Please give the listing again in full, leaving out its images.

BEGIN

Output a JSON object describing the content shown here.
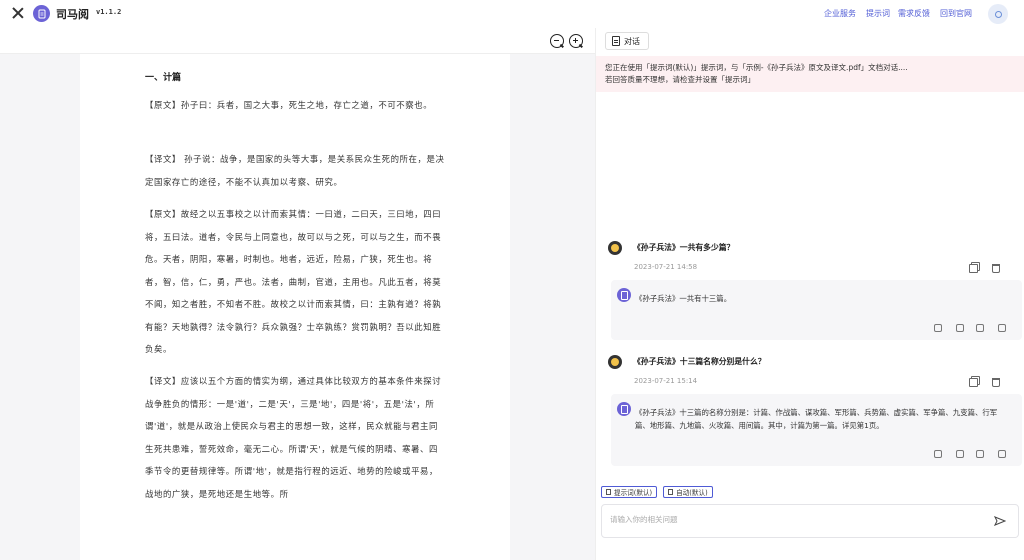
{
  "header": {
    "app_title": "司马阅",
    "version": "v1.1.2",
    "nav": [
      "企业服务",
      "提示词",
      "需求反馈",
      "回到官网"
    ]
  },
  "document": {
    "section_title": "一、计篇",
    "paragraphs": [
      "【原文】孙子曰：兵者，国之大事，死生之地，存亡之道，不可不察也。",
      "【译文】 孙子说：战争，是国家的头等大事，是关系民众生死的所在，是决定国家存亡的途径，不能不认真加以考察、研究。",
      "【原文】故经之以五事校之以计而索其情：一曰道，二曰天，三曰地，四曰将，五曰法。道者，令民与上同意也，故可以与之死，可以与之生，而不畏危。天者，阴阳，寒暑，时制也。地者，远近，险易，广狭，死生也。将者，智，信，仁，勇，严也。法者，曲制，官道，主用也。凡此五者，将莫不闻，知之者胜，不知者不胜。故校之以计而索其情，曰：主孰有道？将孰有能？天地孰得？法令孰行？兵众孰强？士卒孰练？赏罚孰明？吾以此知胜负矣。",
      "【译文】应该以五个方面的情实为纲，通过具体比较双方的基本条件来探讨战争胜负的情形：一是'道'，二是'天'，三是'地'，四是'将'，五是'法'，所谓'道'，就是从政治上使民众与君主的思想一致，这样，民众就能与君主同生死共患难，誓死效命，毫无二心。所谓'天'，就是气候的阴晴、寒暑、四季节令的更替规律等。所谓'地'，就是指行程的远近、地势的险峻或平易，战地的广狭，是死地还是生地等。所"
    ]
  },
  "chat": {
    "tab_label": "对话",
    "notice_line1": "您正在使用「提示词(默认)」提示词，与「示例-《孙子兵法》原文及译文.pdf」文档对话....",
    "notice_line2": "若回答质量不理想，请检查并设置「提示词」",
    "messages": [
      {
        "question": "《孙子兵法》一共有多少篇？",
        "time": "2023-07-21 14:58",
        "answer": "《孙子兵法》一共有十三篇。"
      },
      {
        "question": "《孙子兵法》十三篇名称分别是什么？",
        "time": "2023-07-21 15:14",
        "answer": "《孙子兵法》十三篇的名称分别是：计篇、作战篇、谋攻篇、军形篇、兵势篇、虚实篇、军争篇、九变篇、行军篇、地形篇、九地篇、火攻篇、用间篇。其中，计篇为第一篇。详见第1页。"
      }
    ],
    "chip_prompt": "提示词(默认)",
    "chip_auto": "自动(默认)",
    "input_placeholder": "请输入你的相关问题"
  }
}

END

▶ **WRITTEN RESPONSE**
Output a JSON object describing the content shown here.
{
  "header": {
    "app_title": "司马阅",
    "version": "v1.1.2",
    "nav": [
      "企业服务",
      "提示词",
      "需求反馈",
      "回到官网"
    ]
  },
  "document": {
    "section_title": "一、计篇",
    "paragraphs": [
      "【原文】孙子曰：兵者，国之大事，死生之地，存亡之道，不可不察也。",
      "【译文】 孙子说：战争，是国家的头等大事，是关系民众生死的所在，是决定国家存亡的途径，不能不认真加以考察、研究。",
      "【原文】故经之以五事校之以计而索其情：一曰道，二曰天，三曰地，四曰将，五曰法。道者，令民与上同意也，故可以与之死，可以与之生，而不畏危。天者，阴阳，寒暑，时制也。地者，远近，险易，广狭，死生也。将者，智，信，仁，勇，严也。法者，曲制，官道，主用也。凡此五者，将莫不闻，知之者胜，不知者不胜。故校之以计而索其情，曰：主孰有道？将孰有能？天地孰得？法令孰行？兵众孰强？士卒孰练？赏罚孰明？吾以此知胜负矣。",
      "【译文】应该以五个方面的情实为纲，通过具体比较双方的基本条件来探讨战争胜负的情形：一是'道'，二是'天'，三是'地'，四是'将'，五是'法'，所谓'道'，就是从政治上使民众与君主的思想一致，这样，民众就能与君主同生死共患难，誓死效命，毫无二心。所谓'天'，就是气候的阴晴、寒暑、四季节令的更替规律等。所谓'地'，就是指行程的远近、地势的险峻或平易，战地的广狭，是死地还是生地等。所"
    ]
  },
  "chat": {
    "tab_label": "对话",
    "notice_line1": "您正在使用「提示词(默认)」提示词，与「示例-《孙子兵法》原文及译文.pdf」文档对话....",
    "notice_line2": "若回答质量不理想，请检查并设置「提示词」",
    "messages": [
      {
        "question": "《孙子兵法》一共有多少篇？",
        "time": "2023-07-21 14:58",
        "answer": "《孙子兵法》一共有十三篇。"
      },
      {
        "question": "《孙子兵法》十三篇名称分别是什么？",
        "time": "2023-07-21 15:14",
        "answer": "《孙子兵法》十三篇的名称分别是：计篇、作战篇、谋攻篇、军形篇、兵势篇、虚实篇、军争篇、九变篇、行军篇、地形篇、九地篇、火攻篇、用间篇。其中，计篇为第一篇。详见第1页。"
      }
    ],
    "chip_prompt": "提示词(默认)",
    "chip_auto": "自动(默认)",
    "input_placeholder": "请输入你的相关问题"
  }
}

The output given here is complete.